**Aim of the task:**
Find every line below with the word "ufficiale" in it, and copy each one.

######

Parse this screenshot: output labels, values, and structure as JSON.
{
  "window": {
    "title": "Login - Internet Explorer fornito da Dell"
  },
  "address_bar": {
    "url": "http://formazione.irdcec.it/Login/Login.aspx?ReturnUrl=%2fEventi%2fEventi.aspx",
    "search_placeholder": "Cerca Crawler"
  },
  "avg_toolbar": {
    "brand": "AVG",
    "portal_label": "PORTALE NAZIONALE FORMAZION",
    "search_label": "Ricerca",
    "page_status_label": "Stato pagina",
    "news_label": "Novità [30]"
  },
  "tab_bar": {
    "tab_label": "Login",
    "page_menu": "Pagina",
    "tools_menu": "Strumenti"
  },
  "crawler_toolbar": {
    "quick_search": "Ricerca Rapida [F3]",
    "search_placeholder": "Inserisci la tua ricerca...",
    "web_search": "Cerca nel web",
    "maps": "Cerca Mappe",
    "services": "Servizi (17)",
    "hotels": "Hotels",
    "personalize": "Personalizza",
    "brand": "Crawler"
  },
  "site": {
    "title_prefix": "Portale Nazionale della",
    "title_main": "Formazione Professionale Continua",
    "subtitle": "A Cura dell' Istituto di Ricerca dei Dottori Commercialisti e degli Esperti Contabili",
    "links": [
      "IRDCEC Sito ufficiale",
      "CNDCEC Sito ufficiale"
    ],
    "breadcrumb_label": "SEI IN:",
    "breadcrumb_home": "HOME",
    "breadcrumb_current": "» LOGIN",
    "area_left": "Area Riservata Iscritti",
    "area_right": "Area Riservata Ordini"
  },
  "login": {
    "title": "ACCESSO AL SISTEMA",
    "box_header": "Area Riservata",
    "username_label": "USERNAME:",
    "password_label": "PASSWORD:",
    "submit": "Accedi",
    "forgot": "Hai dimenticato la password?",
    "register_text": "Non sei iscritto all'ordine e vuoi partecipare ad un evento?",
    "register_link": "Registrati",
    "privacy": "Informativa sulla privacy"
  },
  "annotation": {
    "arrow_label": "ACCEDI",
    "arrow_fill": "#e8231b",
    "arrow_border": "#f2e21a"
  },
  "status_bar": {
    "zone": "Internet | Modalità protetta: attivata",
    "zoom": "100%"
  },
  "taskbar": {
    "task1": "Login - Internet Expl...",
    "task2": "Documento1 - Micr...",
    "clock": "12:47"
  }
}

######

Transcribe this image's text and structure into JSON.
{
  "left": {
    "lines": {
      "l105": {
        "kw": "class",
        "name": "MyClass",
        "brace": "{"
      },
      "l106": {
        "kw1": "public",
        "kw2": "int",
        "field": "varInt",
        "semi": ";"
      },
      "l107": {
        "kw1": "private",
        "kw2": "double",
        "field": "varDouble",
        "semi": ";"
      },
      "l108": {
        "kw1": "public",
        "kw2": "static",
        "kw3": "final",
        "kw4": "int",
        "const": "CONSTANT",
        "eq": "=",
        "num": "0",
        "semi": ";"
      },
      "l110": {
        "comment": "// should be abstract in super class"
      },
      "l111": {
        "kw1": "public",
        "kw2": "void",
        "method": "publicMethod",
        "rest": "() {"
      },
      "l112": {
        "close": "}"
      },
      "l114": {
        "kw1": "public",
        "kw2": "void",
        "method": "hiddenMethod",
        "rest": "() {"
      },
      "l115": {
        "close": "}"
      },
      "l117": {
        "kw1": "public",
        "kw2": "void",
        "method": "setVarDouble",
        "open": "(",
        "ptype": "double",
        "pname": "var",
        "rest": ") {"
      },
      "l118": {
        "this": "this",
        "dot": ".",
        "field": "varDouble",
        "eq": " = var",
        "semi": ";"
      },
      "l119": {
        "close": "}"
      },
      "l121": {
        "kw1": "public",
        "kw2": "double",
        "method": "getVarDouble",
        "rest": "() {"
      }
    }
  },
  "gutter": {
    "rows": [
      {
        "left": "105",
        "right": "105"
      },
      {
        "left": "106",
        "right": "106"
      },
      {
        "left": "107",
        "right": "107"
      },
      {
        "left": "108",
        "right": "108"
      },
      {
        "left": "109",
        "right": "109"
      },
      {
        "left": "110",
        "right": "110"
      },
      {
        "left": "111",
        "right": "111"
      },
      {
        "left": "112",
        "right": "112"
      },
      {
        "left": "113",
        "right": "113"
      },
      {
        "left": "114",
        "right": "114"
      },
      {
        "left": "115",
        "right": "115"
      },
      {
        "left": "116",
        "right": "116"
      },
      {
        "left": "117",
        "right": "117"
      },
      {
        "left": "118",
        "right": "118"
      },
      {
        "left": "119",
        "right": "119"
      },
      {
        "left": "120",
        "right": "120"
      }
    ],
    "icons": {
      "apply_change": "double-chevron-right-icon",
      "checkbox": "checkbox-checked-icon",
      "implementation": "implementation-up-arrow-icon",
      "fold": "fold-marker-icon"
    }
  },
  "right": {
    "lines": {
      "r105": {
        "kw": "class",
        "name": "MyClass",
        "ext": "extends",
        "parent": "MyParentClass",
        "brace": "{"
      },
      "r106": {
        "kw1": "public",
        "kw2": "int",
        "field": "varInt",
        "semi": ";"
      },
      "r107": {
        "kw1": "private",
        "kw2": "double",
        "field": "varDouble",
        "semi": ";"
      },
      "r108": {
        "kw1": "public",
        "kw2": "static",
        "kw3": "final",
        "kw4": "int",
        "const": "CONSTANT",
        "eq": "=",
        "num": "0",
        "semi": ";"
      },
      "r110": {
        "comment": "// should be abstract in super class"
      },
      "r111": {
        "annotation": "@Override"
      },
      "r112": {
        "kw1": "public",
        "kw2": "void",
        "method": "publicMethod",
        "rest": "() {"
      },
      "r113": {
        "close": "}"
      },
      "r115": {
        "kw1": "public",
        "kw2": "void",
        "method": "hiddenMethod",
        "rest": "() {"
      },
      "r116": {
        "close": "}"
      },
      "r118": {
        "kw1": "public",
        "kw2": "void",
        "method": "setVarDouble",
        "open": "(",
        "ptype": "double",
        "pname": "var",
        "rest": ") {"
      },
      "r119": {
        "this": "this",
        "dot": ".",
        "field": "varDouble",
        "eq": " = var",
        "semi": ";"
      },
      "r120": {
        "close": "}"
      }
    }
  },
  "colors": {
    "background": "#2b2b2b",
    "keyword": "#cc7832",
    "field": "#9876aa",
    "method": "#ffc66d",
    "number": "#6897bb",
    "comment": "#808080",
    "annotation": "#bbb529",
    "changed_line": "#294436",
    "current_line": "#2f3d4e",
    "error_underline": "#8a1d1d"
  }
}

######

**Response area:**
      "IRDCEC Sito ufficiale",
      "CNDCEC Sito ufficiale"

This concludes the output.